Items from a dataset
#####

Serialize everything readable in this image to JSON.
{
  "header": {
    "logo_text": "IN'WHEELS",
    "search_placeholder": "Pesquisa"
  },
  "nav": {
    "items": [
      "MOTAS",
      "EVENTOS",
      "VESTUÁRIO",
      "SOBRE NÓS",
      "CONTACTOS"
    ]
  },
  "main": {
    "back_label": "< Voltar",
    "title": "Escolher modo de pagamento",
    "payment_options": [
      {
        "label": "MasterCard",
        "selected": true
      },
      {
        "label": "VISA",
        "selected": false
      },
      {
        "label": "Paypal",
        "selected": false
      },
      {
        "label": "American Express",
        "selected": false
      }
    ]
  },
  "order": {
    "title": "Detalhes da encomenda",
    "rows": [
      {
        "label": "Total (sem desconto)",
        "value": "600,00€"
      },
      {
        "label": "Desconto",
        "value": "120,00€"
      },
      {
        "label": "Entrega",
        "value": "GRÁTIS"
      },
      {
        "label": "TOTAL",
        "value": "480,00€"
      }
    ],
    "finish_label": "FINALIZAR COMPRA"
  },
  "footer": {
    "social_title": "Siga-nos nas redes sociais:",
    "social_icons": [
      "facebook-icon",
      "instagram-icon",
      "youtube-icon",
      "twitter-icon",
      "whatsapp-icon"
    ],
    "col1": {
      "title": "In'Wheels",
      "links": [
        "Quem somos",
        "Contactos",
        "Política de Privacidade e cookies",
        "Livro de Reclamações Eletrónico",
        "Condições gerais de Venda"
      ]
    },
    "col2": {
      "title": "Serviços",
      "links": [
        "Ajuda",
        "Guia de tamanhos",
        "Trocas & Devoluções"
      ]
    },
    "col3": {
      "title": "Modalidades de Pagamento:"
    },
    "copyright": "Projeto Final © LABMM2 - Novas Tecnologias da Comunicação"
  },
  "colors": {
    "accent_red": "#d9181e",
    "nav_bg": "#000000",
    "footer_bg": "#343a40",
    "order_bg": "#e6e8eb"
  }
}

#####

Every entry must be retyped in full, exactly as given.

■ Completed exercise
Serialize everything readable in this image to JSON.
{
  "header": {
    "logo_text": "IN'WHEELS",
    "search_placeholder": "Pesquisa"
  },
  "nav": {
    "items": [
      "MOTAS",
      "EVENTOS",
      "VESTUÁRIO",
      "SOBRE NÓS",
      "CONTACTOS"
    ]
  },
  "main": {
    "back_label": "< Voltar",
    "title": "Escolher modo de pagamento",
    "payment_options": [
      {
        "label": "MasterCard",
        "selected": true
      },
      {
        "label": "VISA",
        "selected": false
      },
      {
        "label": "Paypal",
        "selected": false
      },
      {
        "label": "American Express",
        "selected": false
      }
    ]
  },
  "order": {
    "title": "Detalhes da encomenda",
    "rows": [
      {
        "label": "Total (sem desconto)",
        "value": "600,00€"
      },
      {
        "label": "Desconto",
        "value": "120,00€"
      },
      {
        "label": "Entrega",
        "value": "GRÁTIS"
      },
      {
        "label": "TOTAL",
        "value": "480,00€"
      }
    ],
    "finish_label": "FINALIZAR COMPRA"
  },
  "footer": {
    "social_title": "Siga-nos nas redes sociais:",
    "social_icons": [
      "facebook-icon",
      "instagram-icon",
      "youtube-icon",
      "twitter-icon",
      "whatsapp-icon"
    ],
    "col1": {
      "title": "In'Wheels",
      "links": [
        "Quem somos",
        "Contactos",
        "Política de Privacidade e cookies",
        "Livro de Reclamações Eletrónico",
        "Condições gerais de Venda"
      ]
    },
    "col2": {
      "title": "Serviços",
      "links": [
        "Ajuda",
        "Guia de tamanhos",
        "Trocas & Devoluções"
      ]
    },
    "col3": {
      "title": "Modalidades de Pagamento:"
    },
    "copyright": "Projeto Final © LABMM2 - Novas Tecnologias da Comunicação"
  },
  "colors": {
    "accent_red": "#d9181e",
    "nav_bg": "#000000",
    "footer_bg": "#343a40",
    "order_bg": "#e6e8eb"
  }
}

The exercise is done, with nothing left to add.